When it was announced that this movie would be released soon, my first reaction was: does anyone still play Angry Birds?
Sure, it was hugely popular a few years back when everyone and their pet duck seemed to be playing the game, and those furious feathered friends were plastered on everything from school bags to (I kid you not) underwear.
Since then, the craze seems to have died down a little, though the brand still lives on in other forms, including an odd Star Wars: Angry Birds tie-in board game. There was even a mooted Angry Birds Land theme park that was to be built in, wait for it, Johor Baru, Malaysia in 2014 (obviously that plan never really, er, hatched).
Anyway, that little game about a bunch of angry birds throwing themselves at structures built by a bunch of pigs who had stolen their eggs may seem like unlikely fodder for a movie, but make a movie they did.
The story is set on an island of birds. An island of very happy birds, to be exact. It is an island where being angry is frowned upon (but in a happy way), and offenders are sent to anger management class. This is bad news for Red (Jason Sudeikis), who is angry ALL THE TIME (though to tell the truth, his anger only ranges from being mildly annoyed to mostly irritated at first).
So, after another anger-related incident, off to anger management class he goes, where he meets the rest of the video-game-bird gang – Chuck, the speedy yellow bird (voiced by Josh Gad); Bomb, the black bomb bird (Danny McBride); Matilda, the white bird who can shoot fireballs (Maya Rudolph); and Terence, the giant red bird (Sean Penn). Oh, and in case you were wondering, the useless boomerang bird and three little blue birds also show up, but much later.
One day, life on the happy little island is disrupted when a strange ship shows up, carrying a bunch of noisy and rowdy pigs, led by Leonard (Bill Hader). At first, it seems as though they are there to make friends, but it soon becomes apparent that they have something much, much more sinister in mind – the birds’ eggs, which they plan to bring home to make into omelettes!
Like the game itself, this is a movie that is fun and entertaining at first, but gets a little old and frustrating as you progress. It’s the sort of light-hearted flick you’d enjoy and laugh at, but forget about as soon as you leave the cinema.
Now, here’s a piece of advice: try not to over-think things while watching the movie.
What am I talking about? Well, let’s just consider the pigs’ ultimate motive. You see, those eggs are the birds’ children. And those pigs want to turn them into omelettes. It’s a sinister and dark plot that seems more suited to an episode of Criminal Minds, not a kids’ animated feature featuring cute bird characters.
The action only begins to take flight once the action moves over to the pigs’ island, where we get the crowd-pleasing video game-aping sequence of birds being hurled by slingshot into the pigs’ various structures. It’s fun and entertaining enough that you don’t even get to stop to ponder and realise that the birds are essentially committing suicide by throwing themselves, kamikaze-like, at concrete buildings.

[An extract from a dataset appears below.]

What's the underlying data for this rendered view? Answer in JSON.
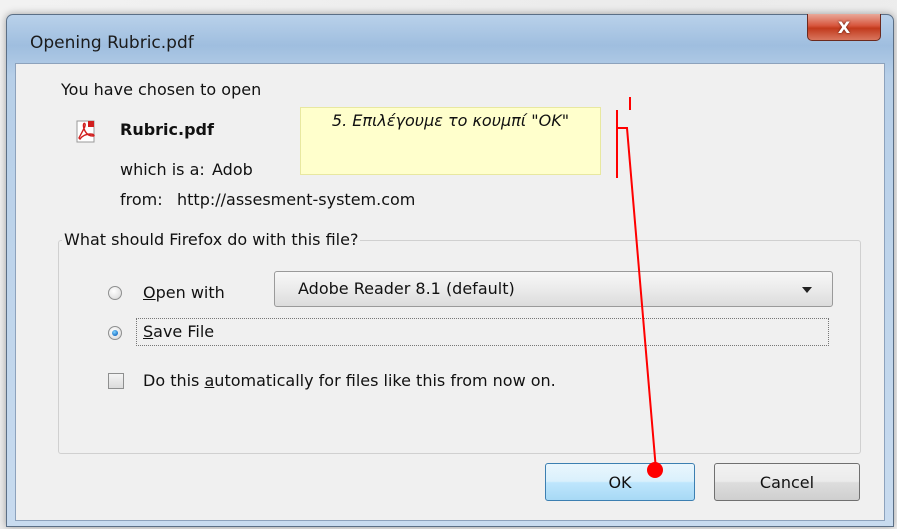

Like I said, don’t over-think it. As long as you follow that advice, you should be able to enjoy this movie properly. And who knows, it might even get you to reinstall that Angry Birds app and start flinging birds at pigs again.
The Angry Birds Movie
Directors: Clay Kaytis and Fergal Reilly
Cast: Jason Sudeikis, Josh Gad, Danny McBride, Maya Rudolph, Kate McKinnon, Sean Penn, Tony Hale, Keegan-Michael Key, Bill Hader and Peter Dinklage